Tuesday, May 20, 2008
The above is an English mallet and dates from about 1720 to 1750. Certainly, we are finding pieces of this style.
This pictures shows the pontil or base portion. These bottles were all hand blown with a tube attached to the base while the glass was still molten. Once formed, the tube was broken off and the scar left behind was sometimes sanded smooth. Earlier onion style bottles were not smoth and left a jagged pontil scar. Yes, they can still cut you!
Just prior to the American Revolution, bottles began to take on a more cylindrical appearance like the one shown above. This style was prominent until just prior to the Civil War.
The above bottle shows a new way of making bottles. While the molten glass was still blown by hand, it was blown into a mold of two or sometimes three sections. This is obvious by the seam lines that are visible along the sides or neck. The tops were always applied separately.

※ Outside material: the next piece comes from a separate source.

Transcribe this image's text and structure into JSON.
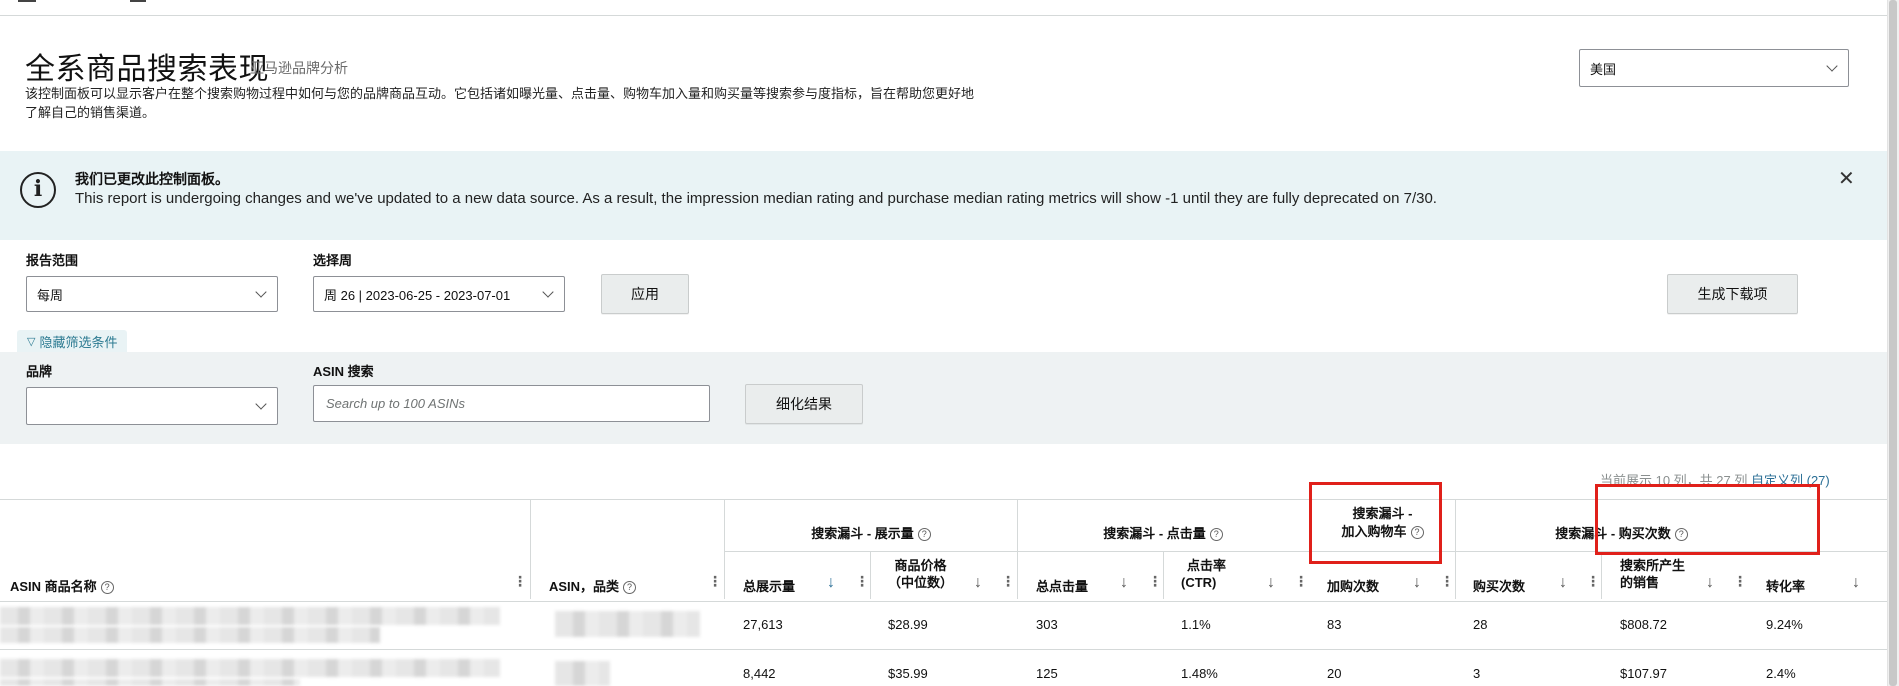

After about 1900, bottles were machine made and most were made from colorless glass. These are easily recognized by the seam running up the side all the way to the top of the bottle.
Perhaps we can find some of these bottles intact if we find ourselves excavating a cellar this summer. It's always exciting to find any artifact intact!
Monday, May 19, 2008
Way back in January I did a blog entry on Buckley ware. Here is a little refresher for you.
The Buckley ware is a lead glazed ware made of mixed red and yellow/white clay from the northwest region of England mainly near Wales and of course Buckley. The use of two clays tends to be more obvious on utilitarian pieces than on tablewares, which are more finely and completely mixed. The two different colored clays tend to give the paste a purplish look with swirling seen in the cross section. The Buckley wares are usually undecorated with a dark brown or black lead glaze. Some ribbing from manufacture can be seen on the exterior of the vessels. A red slip can usually be seen under the glaze. Most of the large utilitarian vessels also had very thick rims.
Sunday, May 18, 2008
We also found more Late Archaic material mixed on with the colonial artifacts and several aboriginal pottery sherds and stone flakes farther east.
I expect we will return on Wednesday.